The political leader of the opposition Movement for Progressive Change (MPC), Mr. Simeon Freeman, says Liberia should be certified Ebola free by the World Health Organization (WHO) before the National Elections Commission (NEC) can conduct the Special Senatorial Elections.Speaking over the weekend in Monrovia, the MPC former standard bearer said it was a shame that the government decided to close schools and other activities because of the Ebola disease and then wants to conduct elections that would put more lives at risk. He stressed that the elections should only be held after WHO has declared Liberia Ebola free.Mr. Freeman, acknowledging that the disease has caused hardship for most Liberians, said he is worried that most children might not be able to get back to school immediately because many of the companies that their parents worked for folded and left the country due to the virus outbreak.“They have no certainty that even when schools open in February or March, paying tuition is going to be possible. They are victims of something they know nothing about and we need to be concerned about that as a country and people and not the holding of elections at this time,” he stated. “We share, care and have never been a country that while experiencing difficulties, we go about celebrating as we are trying to do in holding elections for a few people to be glorified. That is not Liberia and the type of political leadership that Liberia needs,” said Mr. Freeman.The MPC political leader said he would only spend his resources on a Liberia that he knows to have respect for the people.Mr. Freeman said it should be remembered that Liberians are still in tears due to the hardships and thousands of deaths caused by the Ebola virus and holding an election to satisfy a few individuals was a grave concern that needed to be discussed by people who are to benefit from the election. Share this:Click to share on Twitter (Opens in new window)Click to share on Facebook (Opens in new window)
WASHINGTON – When President George W. Bush appointed Paul D. Wolfowitz as the president of the World Bank two years ago, the White House had to put down an insurrection among European nations that viewed the administration’s best-known neoconservative as a symbol of American unilateralism and arrogance. For a while, Wolfowitz seemed to defuse those fears, even taking on the Bush administration over how best to aid the poorest nations of Africa. But now it is clear that the chorus of calls in recent days for Wolfowitz’s ouster is only partially about his involvement in setting up a comfortable job, with a big pay raise, for a bank officer who is Wolfowitz’s companion.
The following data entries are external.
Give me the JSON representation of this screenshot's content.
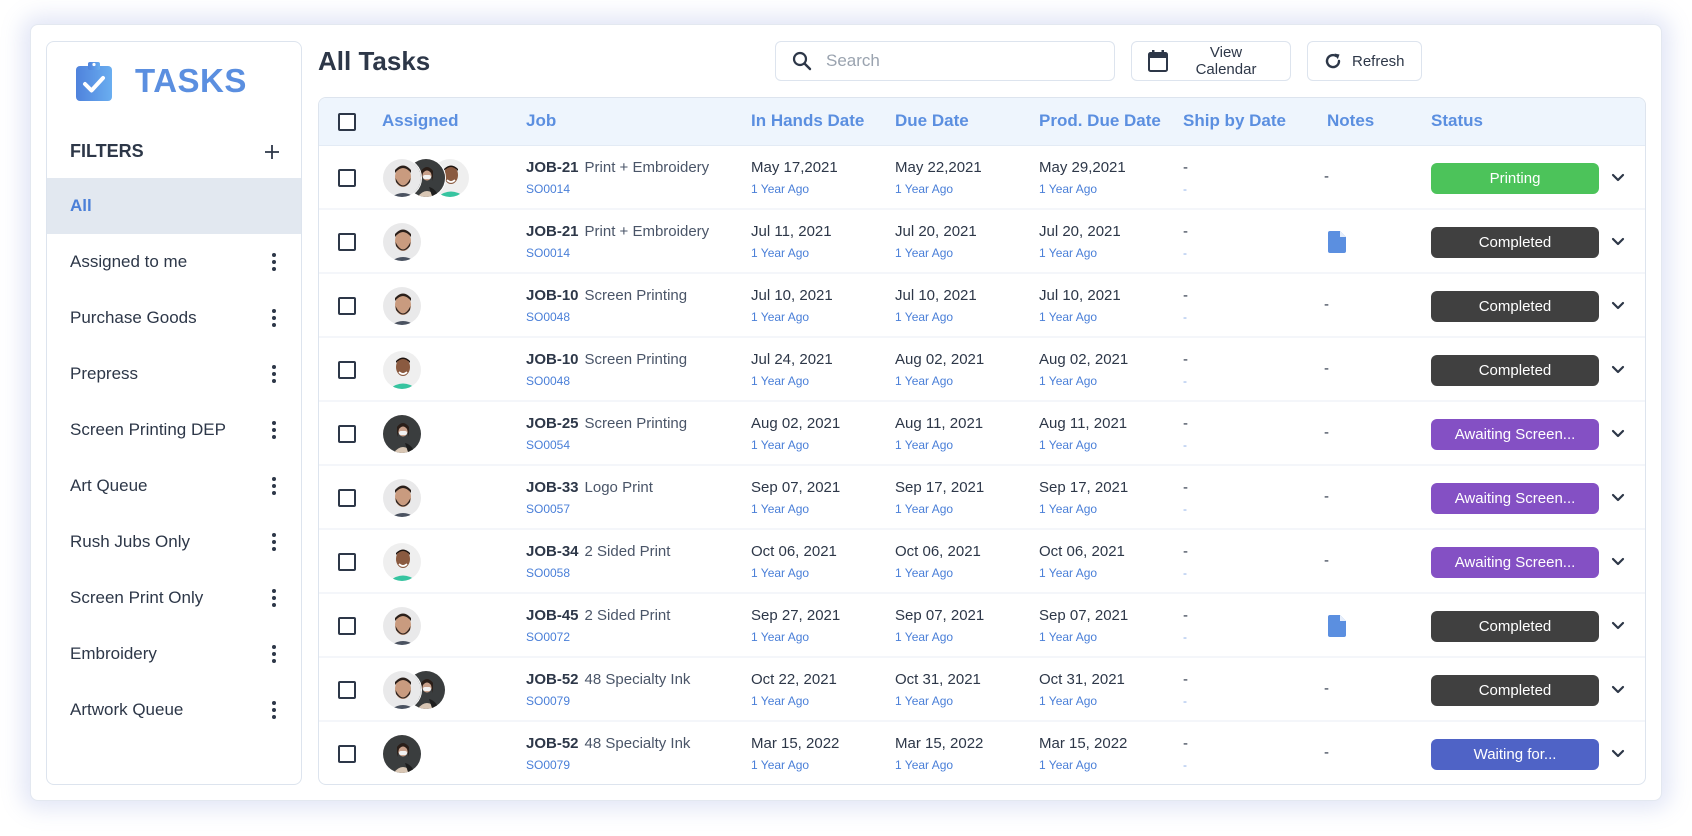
{
  "app": {
    "logo_text": "TASKS",
    "page_title": "All Tasks"
  },
  "colors": {
    "brand": "#5b8fe0",
    "status_printing": "#4cc35a",
    "status_completed": "#404040",
    "status_awaiting": "#8450c4",
    "status_waiting": "#4f63c6"
  },
  "sidebar": {
    "filters_title": "FILTERS",
    "add_icon": "plus-icon",
    "items": [
      {
        "label": "All",
        "active": true
      },
      {
        "label": "Assigned to me"
      },
      {
        "label": "Purchase Goods"
      },
      {
        "label": "Prepress"
      },
      {
        "label": "Screen Printing DEP"
      },
      {
        "label": "Art Queue"
      },
      {
        "label": "Rush Jubs Only"
      },
      {
        "label": "Screen Print Only"
      },
      {
        "label": "Embroidery"
      },
      {
        "label": "Artwork Queue"
      }
    ]
  },
  "toolbar": {
    "search_placeholder": "Search",
    "search_value": "",
    "view_calendar_label": "View Calendar",
    "refresh_label": "Refresh"
  },
  "table": {
    "columns": [
      "Assigned",
      "Job",
      "In Hands Date",
      "Due Date",
      "Prod. Due Date",
      "Ship by Date",
      "Notes",
      "Status"
    ],
    "rows": [
      {
        "avatars": [
          "man-beard",
          "woman-mask",
          "man-green"
        ],
        "job_id": "JOB-21",
        "job_name": "Print + Embroidery",
        "so": "SO0014",
        "in_hands": "May 17,2021",
        "in_hands_rel": "1 Year Ago",
        "due": "May 22,2021",
        "due_rel": "1 Year Ago",
        "prod_due": "May 29,2021",
        "prod_due_rel": "1 Year Ago",
        "ship": "-",
        "ship_rel": "-",
        "notes": "-",
        "has_note_file": false,
        "status": "Printing",
        "status_kind": "printing"
      },
      {
        "avatars": [
          "man-beard"
        ],
        "job_id": "JOB-21",
        "job_name": "Print + Embroidery",
        "so": "SO0014",
        "in_hands": "Jul 11, 2021",
        "in_hands_rel": "1 Year Ago",
        "due": "Jul 20, 2021",
        "due_rel": "1 Year Ago",
        "prod_due": "Jul 20, 2021",
        "prod_due_rel": "1 Year Ago",
        "ship": "-",
        "ship_rel": "-",
        "notes": "",
        "has_note_file": true,
        "status": "Completed",
        "status_kind": "completed"
      },
      {
        "avatars": [
          "man-beard"
        ],
        "job_id": "JOB-10",
        "job_name": "Screen Printing",
        "so": "SO0048",
        "in_hands": "Jul 10, 2021",
        "in_hands_rel": "1 Year Ago",
        "due": "Jul 10, 2021",
        "due_rel": "1 Year Ago",
        "prod_due": "Jul 10, 2021",
        "prod_due_rel": "1 Year Ago",
        "ship": "-",
        "ship_rel": "-",
        "notes": "-",
        "has_note_file": false,
        "status": "Completed",
        "status_kind": "completed"
      },
      {
        "avatars": [
          "man-green"
        ],
        "job_id": "JOB-10",
        "job_name": "Screen Printing",
        "so": "SO0048",
        "in_hands": "Jul 24, 2021",
        "in_hands_rel": "1 Year Ago",
        "due": "Aug 02, 2021",
        "due_rel": "1 Year Ago",
        "prod_due": "Aug 02, 2021",
        "prod_due_rel": "1 Year Ago",
        "ship": "-",
        "ship_rel": "-",
        "notes": "-",
        "has_note_file": false,
        "status": "Completed",
        "status_kind": "completed"
      },
      {
        "avatars": [
          "woman-mask"
        ],
        "job_id": "JOB-25",
        "job_name": "Screen Printing",
        "so": "SO0054",
        "in_hands": "Aug 02, 2021",
        "in_hands_rel": "1 Year Ago",
        "due": "Aug 11, 2021",
        "due_rel": "1 Year Ago",
        "prod_due": "Aug 11, 2021",
        "prod_due_rel": "1 Year Ago",
        "ship": "-",
        "ship_rel": "-",
        "notes": "-",
        "has_note_file": false,
        "status": "Awaiting Screen...",
        "status_kind": "awaiting"
      },
      {
        "avatars": [
          "man-beard"
        ],
        "job_id": "JOB-33",
        "job_name": "Logo Print",
        "so": "SO0057",
        "in_hands": "Sep 07, 2021",
        "in_hands_rel": "1 Year Ago",
        "due": "Sep 17, 2021",
        "due_rel": "1 Year Ago",
        "prod_due": "Sep 17, 2021",
        "prod_due_rel": "1 Year Ago",
        "ship": "-",
        "ship_rel": "-",
        "notes": "-",
        "has_note_file": false,
        "status": "Awaiting Screen...",
        "status_kind": "awaiting"
      },
      {
        "avatars": [
          "man-green"
        ],
        "job_id": "JOB-34",
        "job_name": "2 Sided Print",
        "so": "SO0058",
        "in_hands": "Oct 06, 2021",
        "in_hands_rel": "1 Year Ago",
        "due": "Oct 06, 2021",
        "due_rel": "1 Year Ago",
        "prod_due": "Oct 06, 2021",
        "prod_due_rel": "1 Year Ago",
        "ship": "-",
        "ship_rel": "-",
        "notes": "-",
        "has_note_file": false,
        "status": "Awaiting Screen...",
        "status_kind": "awaiting"
      },
      {
        "avatars": [
          "man-beard"
        ],
        "job_id": "JOB-45",
        "job_name": "2 Sided Print",
        "so": "SO0072",
        "in_hands": "Sep 27, 2021",
        "in_hands_rel": "1 Year Ago",
        "due": "Sep 07, 2021",
        "due_rel": "1 Year Ago",
        "prod_due": "Sep 07, 2021",
        "prod_due_rel": "1 Year Ago",
        "ship": "-",
        "ship_rel": "-",
        "notes": "",
        "has_note_file": true,
        "status": "Completed",
        "status_kind": "completed"
      },
      {
        "avatars": [
          "man-beard",
          "woman-mask"
        ],
        "job_id": "JOB-52",
        "job_name": "48 Specialty Ink",
        "so": "SO0079",
        "in_hands": "Oct 22, 2021",
        "in_hands_rel": "1 Year Ago",
        "due": "Oct 31, 2021",
        "due_rel": "1 Year Ago",
        "prod_due": "Oct 31, 2021",
        "prod_due_rel": "1 Year Ago",
        "ship": "-",
        "ship_rel": "-",
        "notes": "-",
        "has_note_file": false,
        "status": "Completed",
        "status_kind": "completed"
      },
      {
        "avatars": [
          "woman-mask"
        ],
        "job_id": "JOB-52",
        "job_name": "48 Specialty Ink",
        "so": "SO0079",
        "in_hands": "Mar 15, 2022",
        "in_hands_rel": "1 Year Ago",
        "due": "Mar 15, 2022",
        "due_rel": "1 Year Ago",
        "prod_due": "Mar 15, 2022",
        "prod_due_rel": "1 Year Ago",
        "ship": "-",
        "ship_rel": "-",
        "notes": "-",
        "has_note_file": false,
        "status": "Waiting for...",
        "status_kind": "waiting"
      }
    ]
  }
}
At its core, the fight about whether Wolfowitz should stay on at the bank is a debate about Bush and his tumultuous relationship with the rest of the world, particularly the bank, the United Nations, and the International Atomic Energy Agency, which have viewed themselves – at various moments since the invasion of Iraq in 2003 – as being at war with the Bush White House and its agenda. As finance ministers gathered in Washington on Friday for the bank’s weekend meeting, Wolfowitz worked behind the scenes, seeking support for keeping his job. But there were few endorsements of his leadership beyond those offered by the Bush administration. In foreign capitals, and among the bank’s staff, it has been noted that Wolfowitz’s passion for fighting corruption, which he has said saps economic life from the world’s poorest nations, seemed to evaporate when it came to reviewing lending to Iraq, Pakistan and Afghanistan, three countries that the United States considers strategically vital. It was also noted that Wolfowitz relied most heavily not on experts in international development, but on a pair of aides who served with him at the Pentagon. Such decisions have contributed to what Nancy Birdsall, the president of the Center for Global Development, a group that monitors aid to the world’s poorest nations, described as “real doubts about Wolfowitz’s judgment.” Foreign officials on the bank’s board say they came to regard Wolfowitz’s approach as mirroring the Bush administration’s missteps. Wolfowitz came to the bank with heavy political baggage. By tradition since the bank was set up at the end of World War II, its president has always been an American, a fact that has engendered increasing resentment over time. That reaction was compounded when Bush selected Wolfowitz, who had served as deputy secretary of defense and an architect of the Iraq war. “It took a huge amount of effort to quiet this down,” a member of the bank’s Board of Governors and an early supporter of Wolfowitz, recalled Friday of the early insurrection. “And you would think, knowing that he was going into an institution that was deeply suspicious of him and the Bush administration, that he would have done everything he could to allay those concerns.” At first, Wolfowitz did so. He made Africa his first priority. He displayed a passion and energy for the work – much as he did as ambassador to Indonesia many years ago, where he immersed himself in the culture and took on a dictator, Suharto. Wolfowitz’s campaign against corruption was intellectually unassailable and quintessentially American, and he was certainly right as far as the facts were concerned, members of the bank’s staff and leadership say. But eventually his focus on that issue put him at odds with career officials at an institution that is famously resistant to outside influence, and which believes that fighting poverty has to come first, even if that means dealing with countries whose leaders are not above skimming a few millions of dollars along the way.160Want local news?Sign up for the Localist and stay informed Something went wrong. Please try again.subscribeCongratulations! You’re all set!